You’ve gone through the difficult part, jumped through the hurdles, and your divorce or Parenting Plan is finalized. Unfortunately, this doesn’t always mean the end of your legal journey. All too often, we work with clients whose ex-partner is uncooperative and not fulfilling their obligations as determined by the divorce or custody order.

When a party fails to comply with a part or all of a court’s order, the other party must file a motion for contempt to enforce the order. Reasons for filing a motion for contempt can include:

Here is the big question, what is the difference between contempt and enforcement?

An enforcement order is basically an order that directs your ex-partner to take a specified course of action within a certain time frame. Enforcement can be used for things that aren’t necessarily financial in nature. A great example would be, if your ex-partner is not following the parenting plan, an enforcement order would require them to abide by that order.

Contempt of court is slightly different

A judge can hold your ex-spouse in contempt of court to force them to pay their obligations, such as child support. These funds are critical to your livelihood and the livelihood of your children, which is why they were awarded initially.

If your ex-partner is not fulfilling their obligations call Attorney Darren L. Meade today. Our firm has the experience to help you achieve the best chance for the resolution most favorable to you.

Tell Us More

“Don’t let fear and anxiety control decisions that can affect your future.”
Attorney Dan Gurtner

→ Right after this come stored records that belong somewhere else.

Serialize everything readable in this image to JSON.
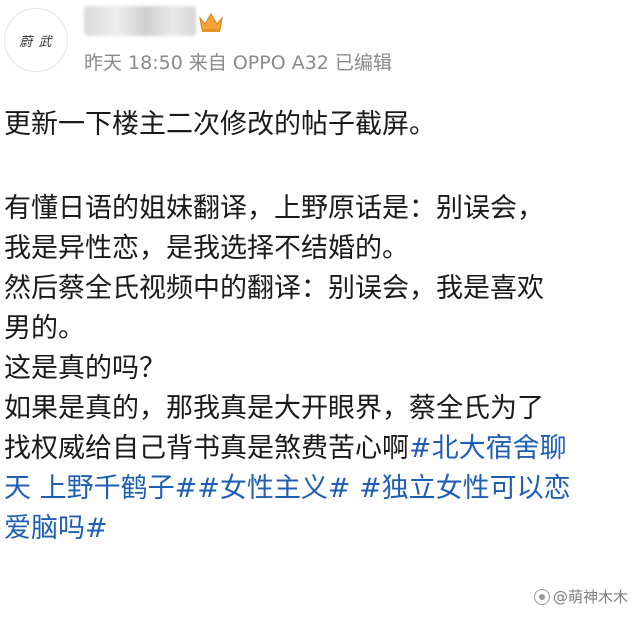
{
  "post": {
    "author": {
      "avatar_text": "蔚 武",
      "badge_icon": "crown-icon"
    },
    "meta": {
      "time": "昨天 18:50",
      "source": "来自 OPPO A32",
      "edited": "已编辑"
    },
    "lines": {
      "l1": "更新一下楼主二次修改的帖子截屏。",
      "l2": "有懂日语的姐妹翻译，上野原话是：别误会，",
      "l3": "我是异性恋，是我选择不结婚的。",
      "l4": "然后蔡全氏视频中的翻译：别误会，我是喜欢",
      "l5": "男的。",
      "l6": "这是真的吗？",
      "l7": "如果是真的，那我真是大开眼界，蔡全氏为了",
      "l8_text": "找权威给自己背书真是煞费苦心啊",
      "l8_tag": "#北大宿舍聊",
      "l9_tag_a": "天 上野千鹤子#",
      "l9_tag_b": "#女性主义#",
      "l9_tag_c": "#独立女性可以恋",
      "l10_tag": "爱脑吗#"
    },
    "tag_color": "#1f5fb3"
  },
  "watermark": {
    "label": "@萌神木木"
  }
}
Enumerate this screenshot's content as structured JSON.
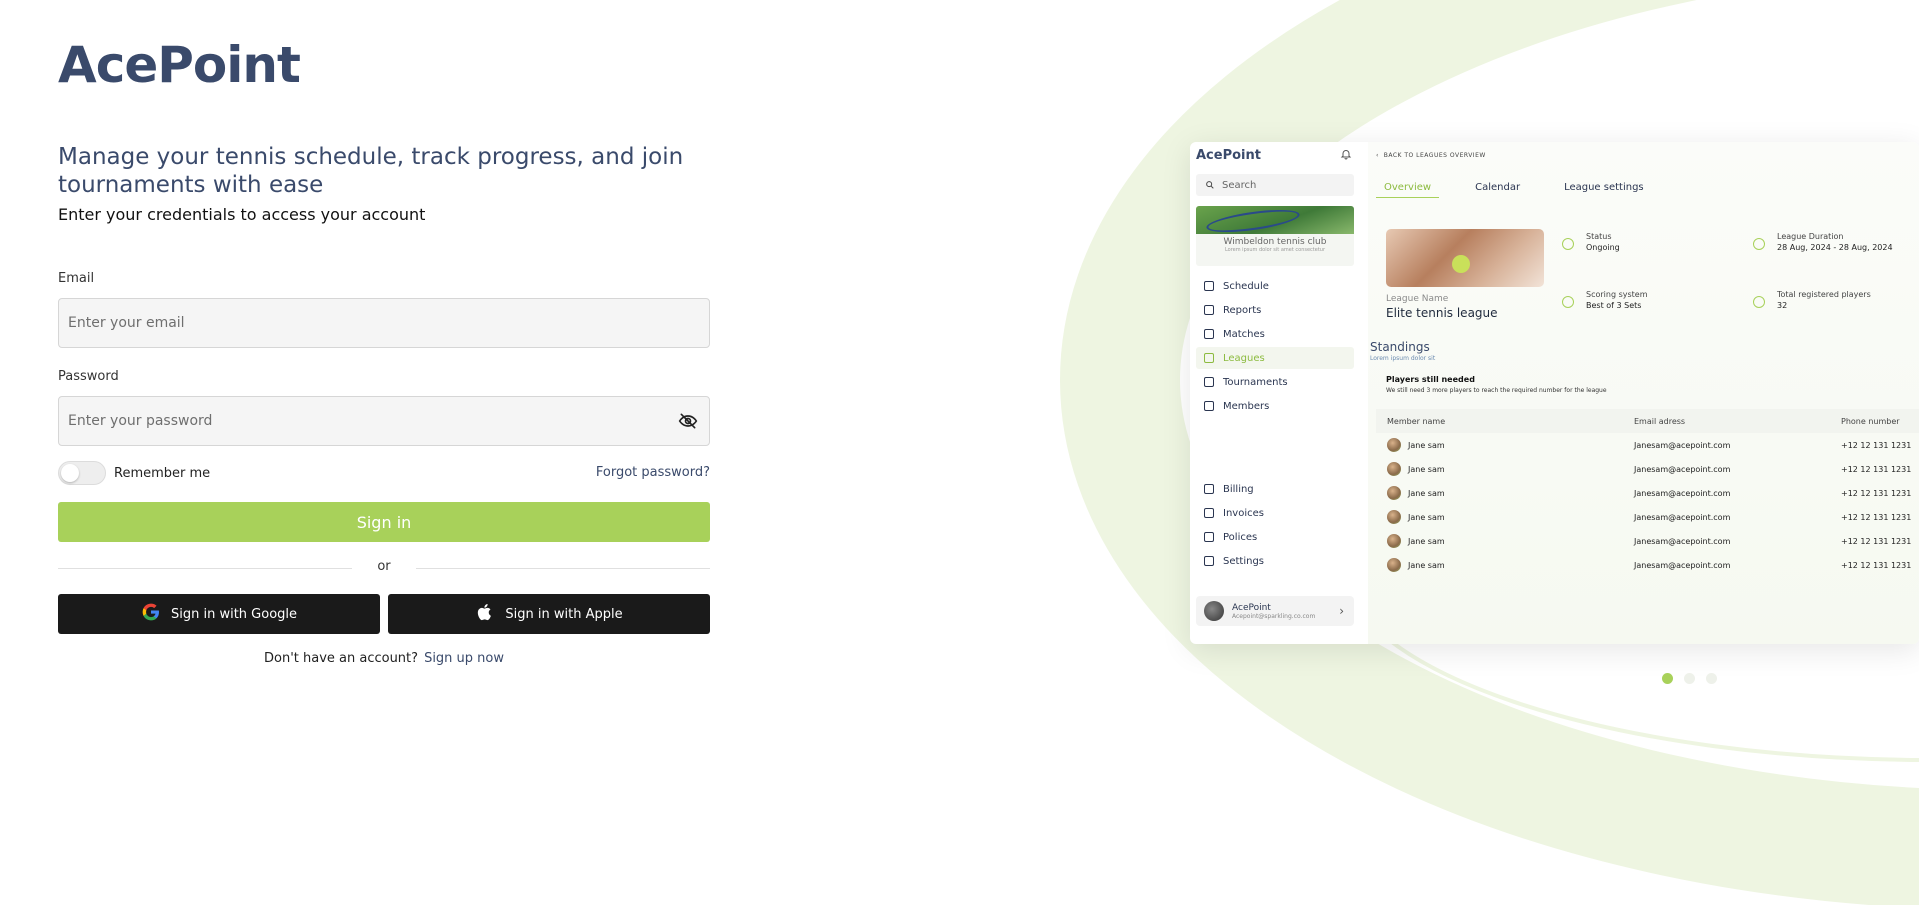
{
  "brand": {
    "logo": "AcePoint"
  },
  "login": {
    "headline": "Manage your tennis schedule, track progress, and join tournaments with ease",
    "subline": "Enter your credentials to access your account",
    "email_label": "Email",
    "email_placeholder": "Enter your email",
    "password_label": "Password",
    "password_placeholder": "Enter your password",
    "remember_label": "Remember me",
    "remember_enabled": false,
    "forgot_label": "Forgot password?",
    "signin_label": "Sign in",
    "or_label": "or",
    "google_label": "Sign in with Google",
    "apple_label": "Sign in with Apple",
    "no_account_text": "Don't have an account?",
    "signup_label": "Sign up now"
  },
  "preview": {
    "logo": "AcePoint",
    "search_placeholder": "Search",
    "club_name": "Wimbeldon tennis club",
    "club_sub": "Lorem ipsum dolor sit amet consectetur",
    "nav_main": [
      "Schedule",
      "Reports",
      "Matches",
      "Leagues",
      "Tournaments",
      "Members"
    ],
    "nav_active": "Leagues",
    "nav_bottom": [
      "Billing",
      "Invoices",
      "Polices",
      "Settings"
    ],
    "user_name": "AcePoint",
    "user_email": "Acepoint@sparkling.co.com",
    "back_link": "BACK TO LEAGUES OVERVIEW",
    "tabs": [
      "Overview",
      "Calendar",
      "League settings"
    ],
    "active_tab": "Overview",
    "league_name_label": "League Name",
    "league_name": "Elite tennis league",
    "stats": {
      "status_label": "Status",
      "status_value": "Ongoing",
      "duration_label": "League Duration",
      "duration_value": "28 Aug, 2024 - 28 Aug, 2024",
      "scoring_label": "Scoring system",
      "scoring_value": "Best of 3 Sets",
      "players_label": "Total registered players",
      "players_value": "32"
    },
    "standings_title": "Standings",
    "standings_sub": "Lorem ipsum dolor sit",
    "needed_title": "Players still needed",
    "needed_sub": "We still need 3 more players to reach the required number for the league",
    "table_headers": [
      "Member name",
      "Email adress",
      "Phone number"
    ],
    "rows": [
      {
        "name": "Jane sam",
        "email": "Janesam@acepoint.com",
        "phone": "+12 12 131 1231"
      },
      {
        "name": "Jane sam",
        "email": "Janesam@acepoint.com",
        "phone": "+12 12 131 1231"
      },
      {
        "name": "Jane sam",
        "email": "Janesam@acepoint.com",
        "phone": "+12 12 131 1231"
      },
      {
        "name": "Jane sam",
        "email": "Janesam@acepoint.com",
        "phone": "+12 12 131 1231"
      },
      {
        "name": "Jane sam",
        "email": "Janesam@acepoint.com",
        "phone": "+12 12 131 1231"
      },
      {
        "name": "Jane sam",
        "email": "Janesam@acepoint.com",
        "phone": "+12 12 131 1231"
      }
    ]
  },
  "carousel": {
    "count": 3,
    "active_index": 0
  },
  "colors": {
    "accent": "#a8d15a",
    "brand_text": "#3a4a6b",
    "dark_button": "#1a1a1a",
    "arc": "#eef5e1"
  }
}
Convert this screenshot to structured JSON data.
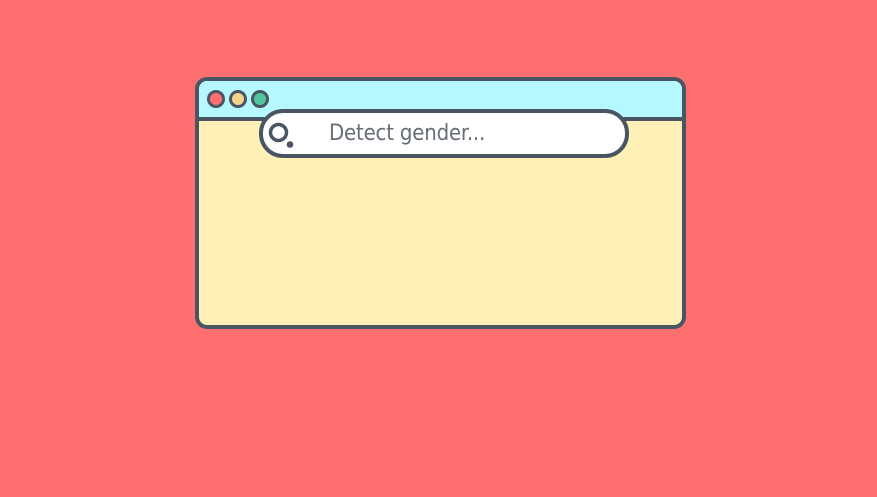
{
  "window": {
    "controls": [
      {
        "name": "close",
        "color": "#ff6f6f"
      },
      {
        "name": "minimize",
        "color": "#f3d28a"
      },
      {
        "name": "maximize",
        "color": "#53c6a0"
      }
    ]
  },
  "search": {
    "placeholder": "Detect gender...",
    "icon": "search-icon"
  },
  "colors": {
    "background": "#ff6f6f",
    "window_body": "#fff0b8",
    "titlebar": "#b5f8ff",
    "outline": "#4a5563",
    "search_bg": "#ffffff",
    "text": "#666e78"
  }
}
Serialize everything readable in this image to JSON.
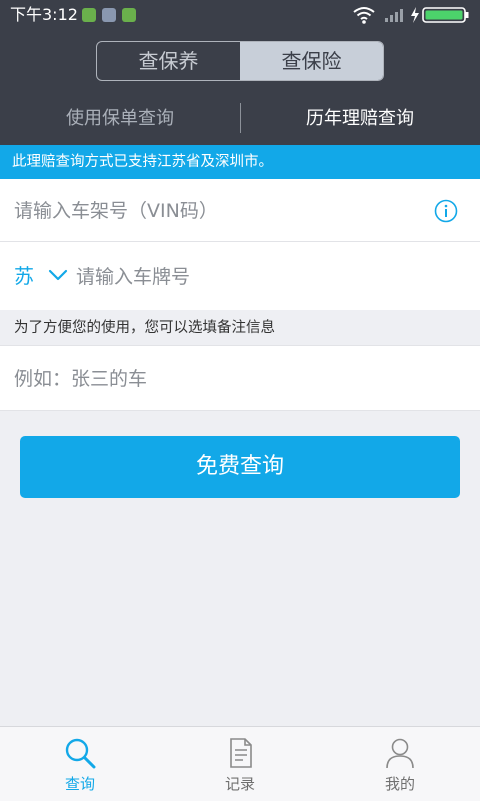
{
  "status_bar": {
    "time": "下午3:12"
  },
  "header": {
    "segments": [
      {
        "label": "查保养",
        "active": false
      },
      {
        "label": "查保险",
        "active": true
      }
    ],
    "subtabs": [
      {
        "label": "使用保单查询",
        "active": false
      },
      {
        "label": "历年理赔查询",
        "active": true
      }
    ]
  },
  "banner": {
    "text": "此理赔查询方式已支持江苏省及深圳市。"
  },
  "form": {
    "vin_placeholder": "请输入车架号（VIN码）",
    "vin_value": "",
    "province": "苏",
    "plate_placeholder": "请输入车牌号",
    "plate_value": "",
    "note_label": "为了方便您的使用，您可以选填备注信息",
    "note_placeholder": "例如：张三的车",
    "note_value": "",
    "submit_label": "免费查询"
  },
  "tabbar": {
    "items": [
      {
        "label": "查询",
        "icon": "search-icon",
        "active": true
      },
      {
        "label": "记录",
        "icon": "document-icon",
        "active": false
      },
      {
        "label": "我的",
        "icon": "person-icon",
        "active": false
      }
    ]
  },
  "colors": {
    "accent": "#12a8e8",
    "header_bg": "#3b3f49",
    "page_bg": "#eeeff3"
  }
}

Attorney Dan Gurtner is an attorney specializing in all matters related to domestic relations and family law as well as estate and probate law. He has over 14 years experience and has served as a presenter at numerous Continuing Legal Education seminars.